A semi-daily chronicle of my life as a musician, a family man, and a citizen of Oregon.

Aug 1, 2007

Whetstone Mountain

A couple of Sundays ago, July 22nd, Jen and I hiked - well, attempted to hike - Whetstone Mountain, which is in the Bull of the Woods Wilderness, part of Mount Hood National Forest.

We had read about this hike in our book 100 Hikes in Northwest Oregon. It's #92. It's one of what are known in Oregon as the Sullivan guides, which are called that based on the author, William L Sullivan, who is something of a legend in the Northwest from what I understand.

We drove to the hike from Portland, taking 205 through Estacada and past Bagby Hot Springs. There are some great bridges along the way.

The directions are really complicated to follow, but we were able to make it on the over 20 miles of on and off paved and gravel roads to a 1980's clear cut that was the parking lot before the hike, which is Mountain Trail #546.

In our book the trail is listed as Moderate difficulty, and on Summitpost.org it's referred to as "not a technical, or particularly challenging climb". While I'm sure this is true, it was not the easiest trail to get to in the world. First off, on the driving part of the trip (hereafter referred to as "Getinthar") there were many rock slides and trees down across the road. Thankfully, all of the trees had been taken care of by the forest service, and we were able to avoid all of the rocks without getting out of the car - but it was close in places.

Along the climb there quite a few trees down across the trail, about 3.5 to 4 feet off the ground, which we climbed over, and tons of bugs. Bring your bug spray for this one. We probably got about 3.5 miles in (which is almost to the summit)before we ran into a part of the trail that was covered in Huckleberry bushes. I walked through, sending up a cloud of bees and flies behind me, when Jen informed me that we were now done with this particular hike. Dangit.

Maybell was with us the whole time and the car accident last fall doesn't seem to be slowing her down very much. She jumped over all of the trees we ran into and took the opportunity to be the only dog in the forest with about as much gusto as you could ask for.

On our way down we saw a young dear, which isn't that rare in Oregon but still kind of neat when it happens.

After the hike we headed down to a day-use area by Bagby springs that was along the Clackamas River.

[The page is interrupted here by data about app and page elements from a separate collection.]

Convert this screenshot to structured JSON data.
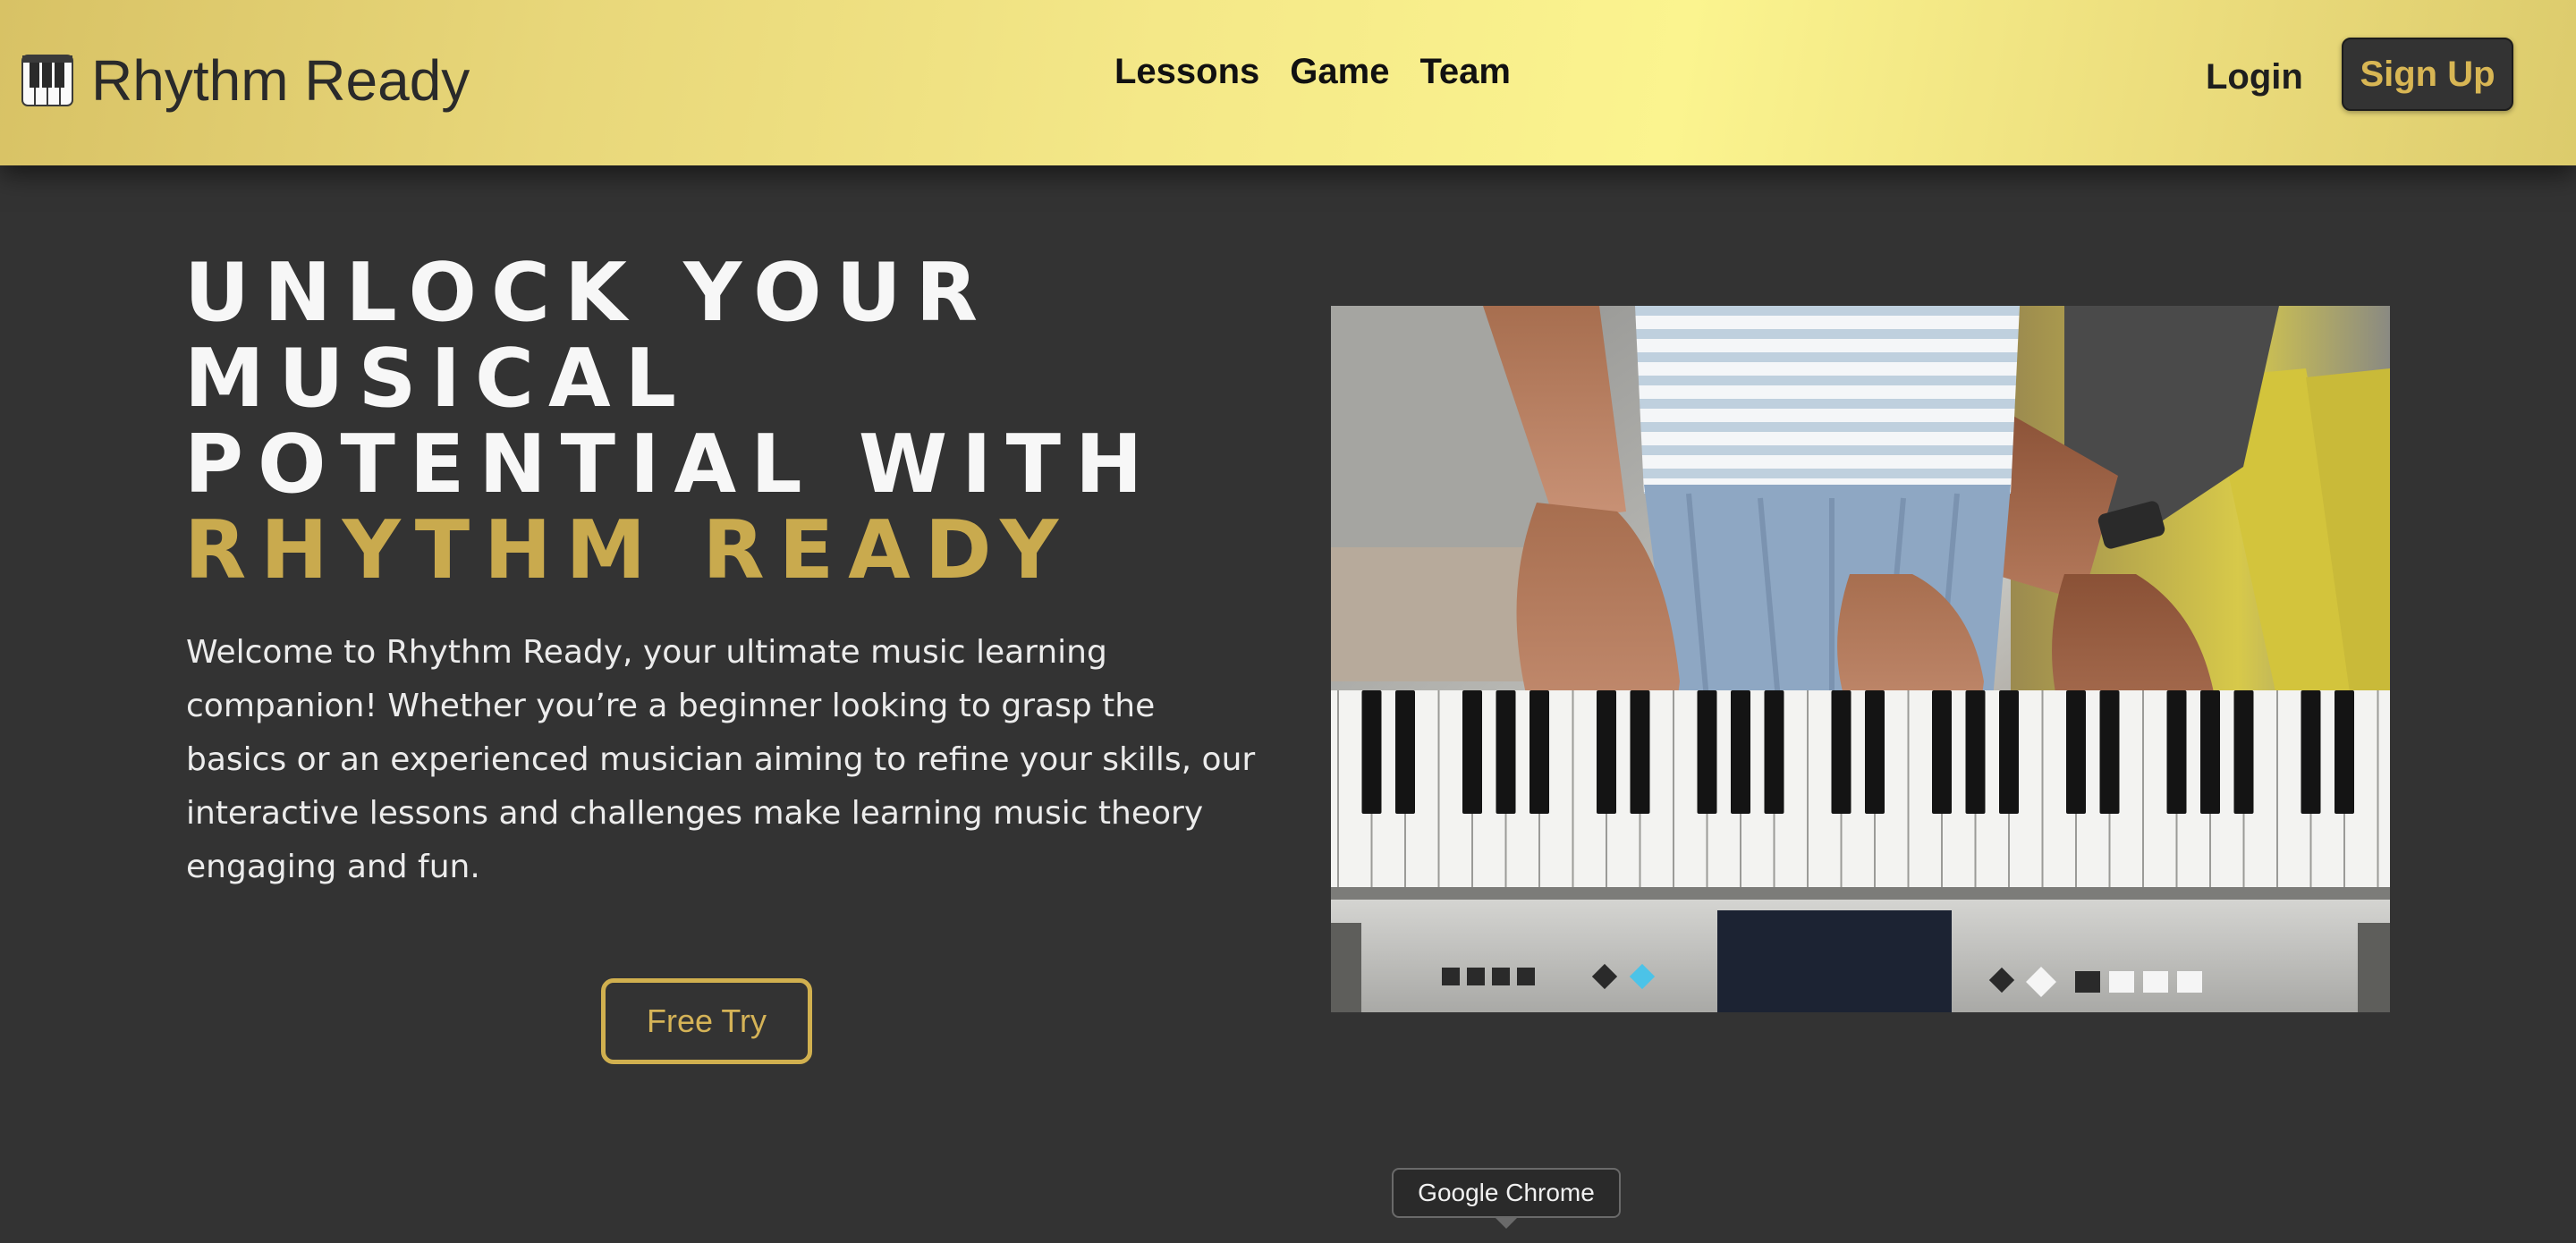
{
  "navbar": {
    "brand": {
      "icon": "piano-keys-icon",
      "name": "Rhythm Ready"
    },
    "links": [
      "Lessons",
      "Game",
      "Team"
    ],
    "login_label": "Login",
    "signup_label": "Sign Up"
  },
  "hero": {
    "title_lines": [
      "UNLOCK YOUR",
      "MUSICAL",
      "POTENTIAL WITH"
    ],
    "title_accent": "RHYTHM READY",
    "description": "Welcome to Rhythm Ready, your ultimate music learning companion! Whether you’re a beginner looking to grasp the basics or an experienced musician aiming to refine your skills, our interactive lessons and challenges make learning music theory engaging and fun.",
    "cta_label": "Free Try",
    "image": "hands-playing-piano-keyboard-photo"
  },
  "tooltip": {
    "text": "Google Chrome"
  },
  "colors": {
    "navbar_gold": "#f4e888",
    "accent_gold": "#c9aa4e",
    "background": "#333333",
    "title_white": "#f7f7f7"
  }
}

We ate lunch, nearly got a ticket from the Sheriff (but crisis averted, thanks to Jen) and spent the rest of the afternoon swimming and walking around in the Clackamas River. A word to the wise - the river is cold! This is not - I repeat - *not* - a "jump in and get it over with" experience. Take your time. Get numb.